You should read the offer document from the company. Doing due diligence for investment decisions you make is important, and rights offers are no exception. Here are some questions to ask yourself:
What’s the offer price?
What’s the offer price? How does this compare to what you think the company is worth? You may also want to consider the size of any discount on the offer price to the current share price, the TERP, and how these things could potentially impact your investment portfolio.
Why is the company raising money?
Companies raise money for a number of reasons, and you may want to think about what that means for the company and its future. Does the company need money so it can grow, pay off existing debt, or is the company having difficulties?
What would not participating look like?
If you don’t participate, your ownership percentage in the company may be diluted and your shares may lose some value—but you also won’t be investing more money into the company. It’s worth considering if there’s any potential to receive some value from your rights if you don’t participate, such as being able to sell them (if the offer is renounceable).
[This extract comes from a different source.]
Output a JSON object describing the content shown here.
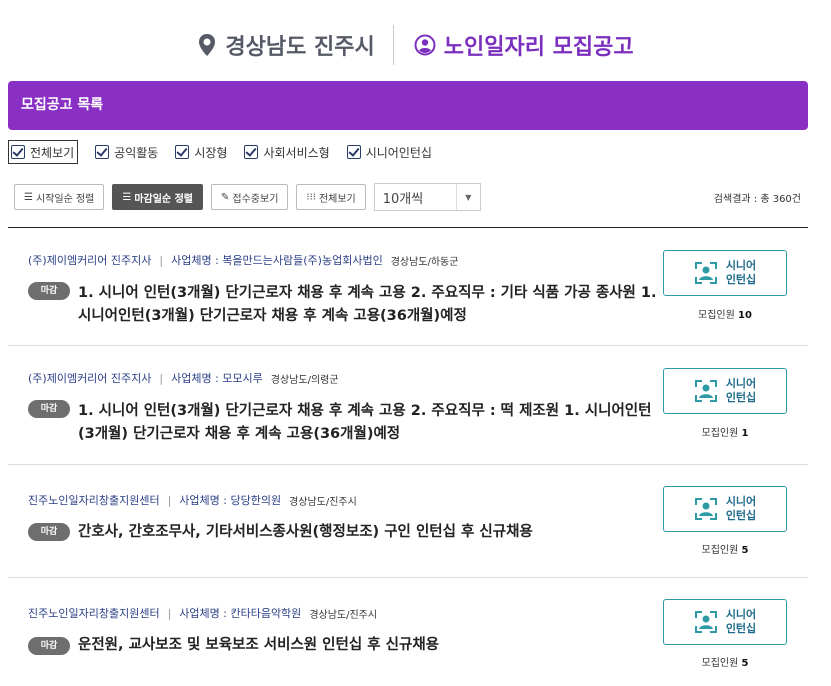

What does the rest of your portfolio look like?
Taking part in a rights offer means that you’re buying more shares in a company you’re already invested in. Think about how many shares you might want to buy, and what this means for the makeup and diversification of your overall portfolio. It’ll also require you to front up with more money to purchase the shares, so consider whether this is the right option for you.
If you receive rights to take part in an offer on the Sharesies platform, you have a few options:
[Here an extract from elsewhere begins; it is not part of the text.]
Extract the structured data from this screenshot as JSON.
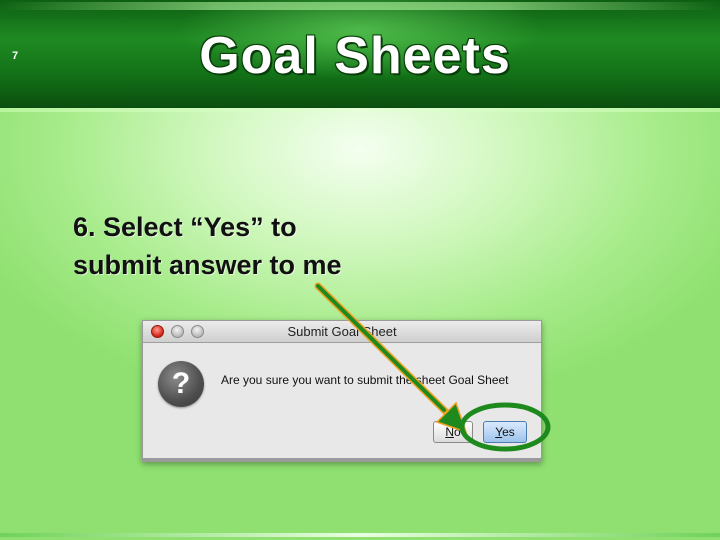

Exercise the rights, or a portion of the rights, and pay the offer price per share to get your allocation of shares in the rights offer. You’ll need the money to participate.
Don’t exercise your rights. You don’t have to participate in the offer if you don’t want to. If the rights offer is renounceable and you choose to not participate, you may be able to sell these rights and receive some value for any rights you sell. If the offer is non-renounceable you can’t sell your entitlement.
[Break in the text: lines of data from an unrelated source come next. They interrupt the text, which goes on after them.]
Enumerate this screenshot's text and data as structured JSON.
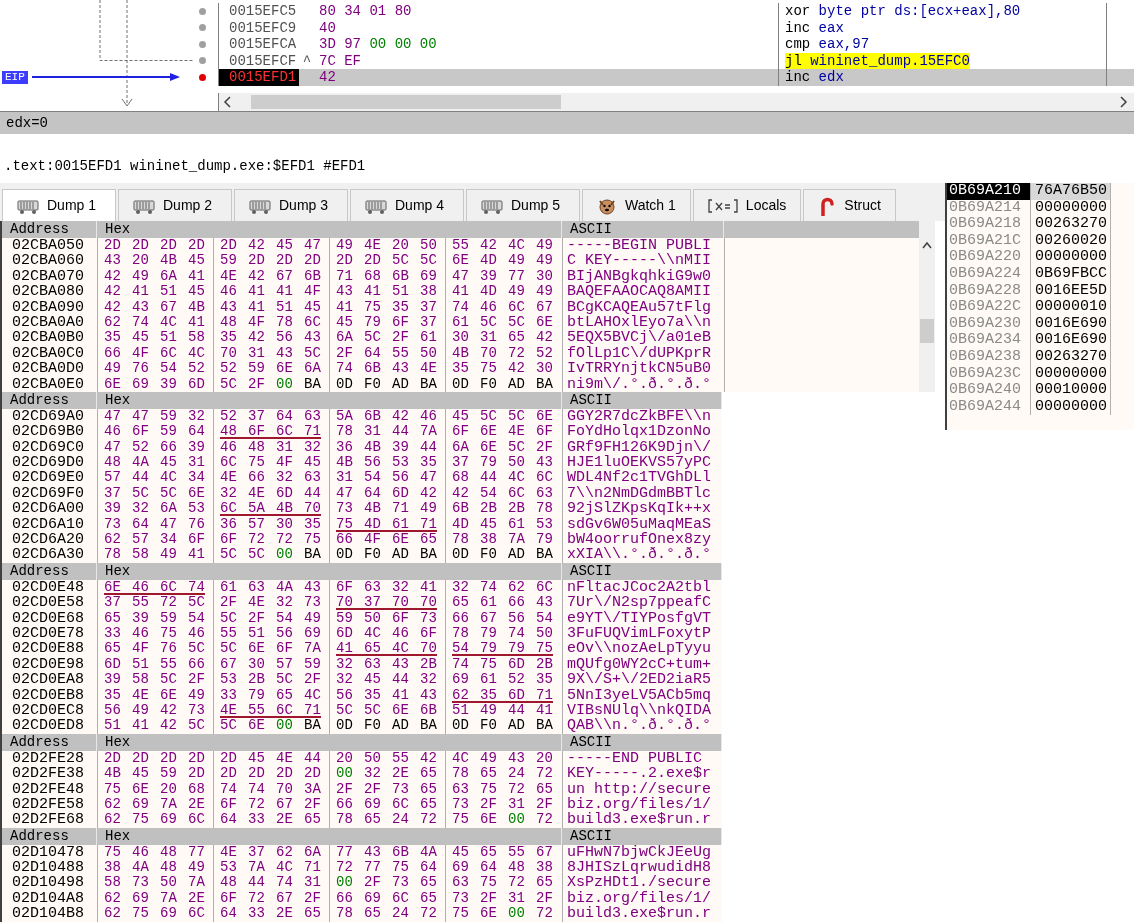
{
  "disassembly": {
    "eip_label": "EIP",
    "rows": [
      {
        "address": "0015EFC5",
        "jump_mark": "",
        "bytes": "80 34 01 80",
        "instruction": "xor byte ptr ds:[ecx+eax],80",
        "highlight": false,
        "current": false
      },
      {
        "address": "0015EFC9",
        "jump_mark": "",
        "bytes": "40",
        "instruction": "inc eax",
        "highlight": false,
        "current": false
      },
      {
        "address": "0015EFCA",
        "jump_mark": "",
        "bytes": "3D 97 00 00 00",
        "instruction": "cmp eax,97",
        "highlight": false,
        "current": false
      },
      {
        "address": "0015EFCF",
        "jump_mark": "^",
        "bytes": "7C EF",
        "instruction": "jl wininet_dump.15EFC0",
        "highlight": true,
        "current": false
      },
      {
        "address": "0015EFD1",
        "jump_mark": "",
        "bytes": "42",
        "instruction": "inc edx",
        "highlight": false,
        "current": true
      }
    ]
  },
  "register_info": "edx=0",
  "location_info": ".text:0015EFD1 wininet_dump.exe:$EFD1 #EFD1",
  "tabs": [
    {
      "label": "Dump 1",
      "kind": "dump",
      "selected": true
    },
    {
      "label": "Dump 2",
      "kind": "dump",
      "selected": false
    },
    {
      "label": "Dump 3",
      "kind": "dump",
      "selected": false
    },
    {
      "label": "Dump 4",
      "kind": "dump",
      "selected": false
    },
    {
      "label": "Dump 5",
      "kind": "dump",
      "selected": false
    },
    {
      "label": "Watch 1",
      "kind": "watch",
      "selected": false
    },
    {
      "label": "Locals",
      "kind": "locals",
      "selected": false
    },
    {
      "label": "Struct",
      "kind": "struct",
      "selected": false
    }
  ],
  "dump_panels": [
    {
      "columns": [
        "Address",
        "Hex",
        "ASCII"
      ],
      "rows": [
        {
          "address": "02CBA050",
          "hex": "2D 2D 2D 2D 2D 42 45 47 49 4E 20 50 55 42 4C 49",
          "ascii": "-----BEGIN PUBLI",
          "underlined": [
            false,
            false,
            false,
            false
          ]
        },
        {
          "address": "02CBA060",
          "hex": "43 20 4B 45 59 2D 2D 2D 2D 2D 5C 5C 6E 4D 49 49",
          "ascii": "C KEY-----\\\\nMII",
          "underlined": [
            false,
            false,
            false,
            false
          ]
        },
        {
          "address": "02CBA070",
          "hex": "42 49 6A 41 4E 42 67 6B 71 68 6B 69 47 39 77 30",
          "ascii": "BIjANBgkqhkiG9w0",
          "underlined": [
            false,
            false,
            false,
            false
          ]
        },
        {
          "address": "02CBA080",
          "hex": "42 41 51 45 46 41 41 4F 43 41 51 38 41 4D 49 49",
          "ascii": "BAQEFAAOCAQ8AMII",
          "underlined": [
            false,
            false,
            false,
            false
          ]
        },
        {
          "address": "02CBA090",
          "hex": "42 43 67 4B 43 41 51 45 41 75 35 37 74 46 6C 67",
          "ascii": "BCgKCAQEAu57tFlg",
          "underlined": [
            false,
            false,
            false,
            false
          ]
        },
        {
          "address": "02CBA0A0",
          "hex": "62 74 4C 41 48 4F 78 6C 45 79 6F 37 61 5C 5C 6E",
          "ascii": "btLAHOxlEyo7a\\\\n",
          "underlined": [
            false,
            false,
            false,
            false
          ]
        },
        {
          "address": "02CBA0B0",
          "hex": "35 45 51 58 35 42 56 43 6A 5C 2F 61 30 31 65 42",
          "ascii": "5EQX5BVCj\\/a01eB",
          "underlined": [
            false,
            false,
            false,
            false
          ]
        },
        {
          "address": "02CBA0C0",
          "hex": "66 4F 6C 4C 70 31 43 5C 2F 64 55 50 4B 70 72 52",
          "ascii": "fOlLp1C\\/dUPKprR",
          "underlined": [
            false,
            false,
            false,
            false
          ]
        },
        {
          "address": "02CBA0D0",
          "hex": "49 76 54 52 52 59 6E 6A 74 6B 43 4E 35 75 42 30",
          "ascii": "IvTRRYnjtkCN5uB0",
          "underlined": [
            false,
            false,
            false,
            false
          ]
        },
        {
          "address": "02CBA0E0",
          "hex": "6E 69 39 6D 5C 2F 00 BA 0D F0 AD BA 0D F0 AD BA",
          "ascii": "ni9m\\/.°.ð.°.ð.°",
          "underlined": [
            false,
            false,
            false,
            false
          ]
        }
      ]
    },
    {
      "columns": [
        "Address",
        "Hex",
        "ASCII"
      ],
      "rows": [
        {
          "address": "02CD69A0",
          "hex": "47 47 59 32 52 37 64 63 5A 6B 42 46 45 5C 5C 6E",
          "ascii": "GGY2R7dcZkBFE\\\\n",
          "underlined": [
            false,
            false,
            false,
            false
          ]
        },
        {
          "address": "02CD69B0",
          "hex": "46 6F 59 64 48 6F 6C 71 78 31 44 7A 6F 6E 4E 6F",
          "ascii": "FoYdHolqx1DzonNo",
          "underlined": [
            false,
            true,
            false,
            false
          ]
        },
        {
          "address": "02CD69C0",
          "hex": "47 52 66 39 46 48 31 32 36 4B 39 44 6A 6E 5C 2F",
          "ascii": "GRf9FH126K9Djn\\/",
          "underlined": [
            false,
            false,
            false,
            false
          ]
        },
        {
          "address": "02CD69D0",
          "hex": "48 4A 45 31 6C 75 4F 45 4B 56 53 35 37 79 50 43",
          "ascii": "HJE1luOEKVS57yPC",
          "underlined": [
            false,
            false,
            false,
            false
          ]
        },
        {
          "address": "02CD69E0",
          "hex": "57 44 4C 34 4E 66 32 63 31 54 56 47 68 44 4C 6C",
          "ascii": "WDL4Nf2c1TVGhDLl",
          "underlined": [
            false,
            false,
            false,
            false
          ]
        },
        {
          "address": "02CD69F0",
          "hex": "37 5C 5C 6E 32 4E 6D 44 47 64 6D 42 42 54 6C 63",
          "ascii": "7\\\\n2NmDGdmBBTlc",
          "underlined": [
            false,
            false,
            false,
            false
          ]
        },
        {
          "address": "02CD6A00",
          "hex": "39 32 6A 53 6C 5A 4B 70 73 4B 71 49 6B 2B 2B 78",
          "ascii": "92jSlZKpsKqIk++x",
          "underlined": [
            false,
            true,
            false,
            false
          ]
        },
        {
          "address": "02CD6A10",
          "hex": "73 64 47 76 36 57 30 35 75 4D 61 71 4D 45 61 53",
          "ascii": "sdGv6W05uMaqMEaS",
          "underlined": [
            false,
            false,
            true,
            false
          ]
        },
        {
          "address": "02CD6A20",
          "hex": "62 57 34 6F 6F 72 72 75 66 4F 6E 65 78 38 7A 79",
          "ascii": "bW4oorrufOnex8zy",
          "underlined": [
            false,
            false,
            false,
            false
          ]
        },
        {
          "address": "02CD6A30",
          "hex": "78 58 49 41 5C 5C 00 BA 0D F0 AD BA 0D F0 AD BA",
          "ascii": "xXIA\\\\.°.ð.°.ð.°",
          "underlined": [
            false,
            false,
            false,
            false
          ]
        }
      ]
    },
    {
      "columns": [
        "Address",
        "Hex",
        "ASCII"
      ],
      "rows": [
        {
          "address": "02CD0E48",
          "hex": "6E 46 6C 74 61 63 4A 43 6F 63 32 41 32 74 62 6C",
          "ascii": "nFltacJCoc2A2tbl",
          "underlined": [
            true,
            false,
            false,
            false
          ]
        },
        {
          "address": "02CD0E58",
          "hex": "37 55 72 5C 2F 4E 32 73 70 37 70 70 65 61 66 43",
          "ascii": "7Ur\\/N2sp7ppeafC",
          "underlined": [
            false,
            false,
            true,
            false
          ]
        },
        {
          "address": "02CD0E68",
          "hex": "65 39 59 54 5C 2F 54 49 59 50 6F 73 66 67 56 54",
          "ascii": "e9YT\\/TIYPosfgVT",
          "underlined": [
            false,
            false,
            false,
            false
          ]
        },
        {
          "address": "02CD0E78",
          "hex": "33 46 75 46 55 51 56 69 6D 4C 46 6F 78 79 74 50",
          "ascii": "3FuFUQVimLFoxytP",
          "underlined": [
            false,
            false,
            false,
            false
          ]
        },
        {
          "address": "02CD0E88",
          "hex": "65 4F 76 5C 5C 6E 6F 7A 41 65 4C 70 54 79 79 75",
          "ascii": "eOv\\\\nozAeLpTyyu",
          "underlined": [
            false,
            false,
            true,
            true
          ]
        },
        {
          "address": "02CD0E98",
          "hex": "6D 51 55 66 67 30 57 59 32 63 43 2B 74 75 6D 2B",
          "ascii": "mQUfg0WY2cC+tum+",
          "underlined": [
            false,
            false,
            false,
            false
          ]
        },
        {
          "address": "02CD0EA8",
          "hex": "39 58 5C 2F 53 2B 5C 2F 32 45 44 32 69 61 52 35",
          "ascii": "9X\\/S+\\/2ED2iaR5",
          "underlined": [
            false,
            false,
            false,
            false
          ]
        },
        {
          "address": "02CD0EB8",
          "hex": "35 4E 6E 49 33 79 65 4C 56 35 41 43 62 35 6D 71",
          "ascii": "5NnI3yeLV5ACb5mq",
          "underlined": [
            false,
            false,
            false,
            true
          ]
        },
        {
          "address": "02CD0EC8",
          "hex": "56 49 42 73 4E 55 6C 71 5C 5C 6E 6B 51 49 44 41",
          "ascii": "VIBsNUlq\\\\nkQIDA",
          "underlined": [
            false,
            true,
            false,
            false
          ]
        },
        {
          "address": "02CD0ED8",
          "hex": "51 41 42 5C 5C 6E 00 BA 0D F0 AD BA 0D F0 AD BA",
          "ascii": "QAB\\\\n.°.ð.°.ð.°",
          "underlined": [
            false,
            false,
            false,
            false
          ]
        }
      ]
    },
    {
      "columns": [
        "Address",
        "Hex",
        "ASCII"
      ],
      "rows": [
        {
          "address": "02D2FE28",
          "hex": "2D 2D 2D 2D 2D 45 4E 44 20 50 55 42 4C 49 43 20",
          "ascii": "-----END PUBLIC",
          "underlined": [
            false,
            false,
            false,
            false
          ]
        },
        {
          "address": "02D2FE38",
          "hex": "4B 45 59 2D 2D 2D 2D 2D 00 32 2E 65 78 65 24 72",
          "ascii": "KEY-----.2.exe$r",
          "underlined": [
            false,
            false,
            false,
            false
          ]
        },
        {
          "address": "02D2FE48",
          "hex": "75 6E 20 68 74 74 70 3A 2F 2F 73 65 63 75 72 65",
          "ascii": "un http://secure",
          "underlined": [
            false,
            false,
            false,
            false
          ]
        },
        {
          "address": "02D2FE58",
          "hex": "62 69 7A 2E 6F 72 67 2F 66 69 6C 65 73 2F 31 2F",
          "ascii": "biz.org/files/1/",
          "underlined": [
            false,
            false,
            false,
            false
          ]
        },
        {
          "address": "02D2FE68",
          "hex": "62 75 69 6C 64 33 2E 65 78 65 24 72 75 6E 00 72",
          "ascii": "build3.exe$run.r",
          "underlined": [
            false,
            false,
            false,
            false
          ]
        }
      ]
    },
    {
      "columns": [
        "Address",
        "Hex",
        "ASCII"
      ],
      "rows": [
        {
          "address": "02D10478",
          "hex": "75 46 48 77 4E 37 62 6A 77 43 6B 4A 45 65 55 67",
          "ascii": "uFHwN7bjwCkJEeUg",
          "underlined": [
            false,
            false,
            false,
            false
          ]
        },
        {
          "address": "02D10488",
          "hex": "38 4A 48 49 53 7A 4C 71 72 77 75 64 69 64 48 38",
          "ascii": "8JHISzLqrwudidH8",
          "underlined": [
            false,
            false,
            false,
            false
          ]
        },
        {
          "address": "02D10498",
          "hex": "58 73 50 7A 48 44 74 31 00 2F 73 65 63 75 72 65",
          "ascii": "XsPzHDt1./secure",
          "underlined": [
            false,
            false,
            false,
            false
          ]
        },
        {
          "address": "02D104A8",
          "hex": "62 69 7A 2E 6F 72 67 2F 66 69 6C 65 73 2F 31 2F",
          "ascii": "biz.org/files/1/",
          "underlined": [
            false,
            false,
            false,
            false
          ]
        },
        {
          "address": "02D104B8",
          "hex": "62 75 69 6C 64 33 2E 65 78 65 24 72 75 6E 00 72",
          "ascii": "build3.exe$run.r",
          "underlined": [
            false,
            false,
            false,
            false
          ]
        }
      ]
    }
  ],
  "stack": {
    "rows": [
      {
        "address": "0B69A210",
        "value": "76A76B50",
        "selected": true
      },
      {
        "address": "0B69A214",
        "value": "00000000",
        "selected": false
      },
      {
        "address": "0B69A218",
        "value": "00263270",
        "selected": false
      },
      {
        "address": "0B69A21C",
        "value": "00260020",
        "selected": false
      },
      {
        "address": "0B69A220",
        "value": "00000000",
        "selected": false
      },
      {
        "address": "0B69A224",
        "value": "0B69FBCC",
        "selected": false
      },
      {
        "address": "0B69A228",
        "value": "0016EE5D",
        "selected": false
      },
      {
        "address": "0B69A22C",
        "value": "00000010",
        "selected": false
      },
      {
        "address": "0B69A230",
        "value": "0016E690",
        "selected": false
      },
      {
        "address": "0B69A234",
        "value": "0016E690",
        "selected": false
      },
      {
        "address": "0B69A238",
        "value": "00263270",
        "selected": false
      },
      {
        "address": "0B69A23C",
        "value": "00000000",
        "selected": false
      },
      {
        "address": "0B69A240",
        "value": "00010000",
        "selected": false
      },
      {
        "address": "0B69A244",
        "value": "00000000",
        "selected": false
      }
    ]
  }
}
A combination of the above. It’s not all-or-nothing. You can choose to exercise some of your rights (but not all of them), and then try to sell (if the offer is renounceable), or not take up the rest.
If you don’t participate in the rights offer, there may be an opportunity to get some value from your rights. If the offer is renounceable, this might be done by selling the rights on a market (similar to trading shares) or through a shortfall.
A shortfall is when a company tries to sell any new shares that are leftover (due to some shareholders not exercising their rights) to other investors. If there are rights that haven't been exercised, it means that the company might not have raised the full amount of money that it was trying to. A shortfall tries to raise this remaining amount. If you don’t exercise your rights and they get sold through the shortfall, you may get to receive some value for them.
With both selling the rights on a market and a shortfall bookbuild, there’s no guarantee that your rights will be sold and that you’ll get any value for them.
If you participated in the rights offer and are interested in buying more shares in the company, you might get the chance to purchase shares through an oversubscription facility or trading them on a market. There’s no guarantee you’ll be able to get the shares that you apply for if there’s lots of demand.
Whether participating in a rights offer is right for you depends on your goals, risk tolerance, and portfolio’s diversification—so it’s important to read the offer document and do your research. And remember, you can seek financial advice if you’re unsure and need support to help determine what the right choice is for you and your investing goals. Like all investing, one of the important things is that you do your due diligence and decide what works for you!
Ok, now for the legal bit
Investing involves risk. You aren’t guaranteed to make money, and you might lose the money you start with. We don’t provide personalised advice or recommendations. Any information we provide is general only and current at the time written. You should consider seeking independent legal, financial, taxation or other advice when considering whether an investment is appropriate for your objectives, financial situation or needs.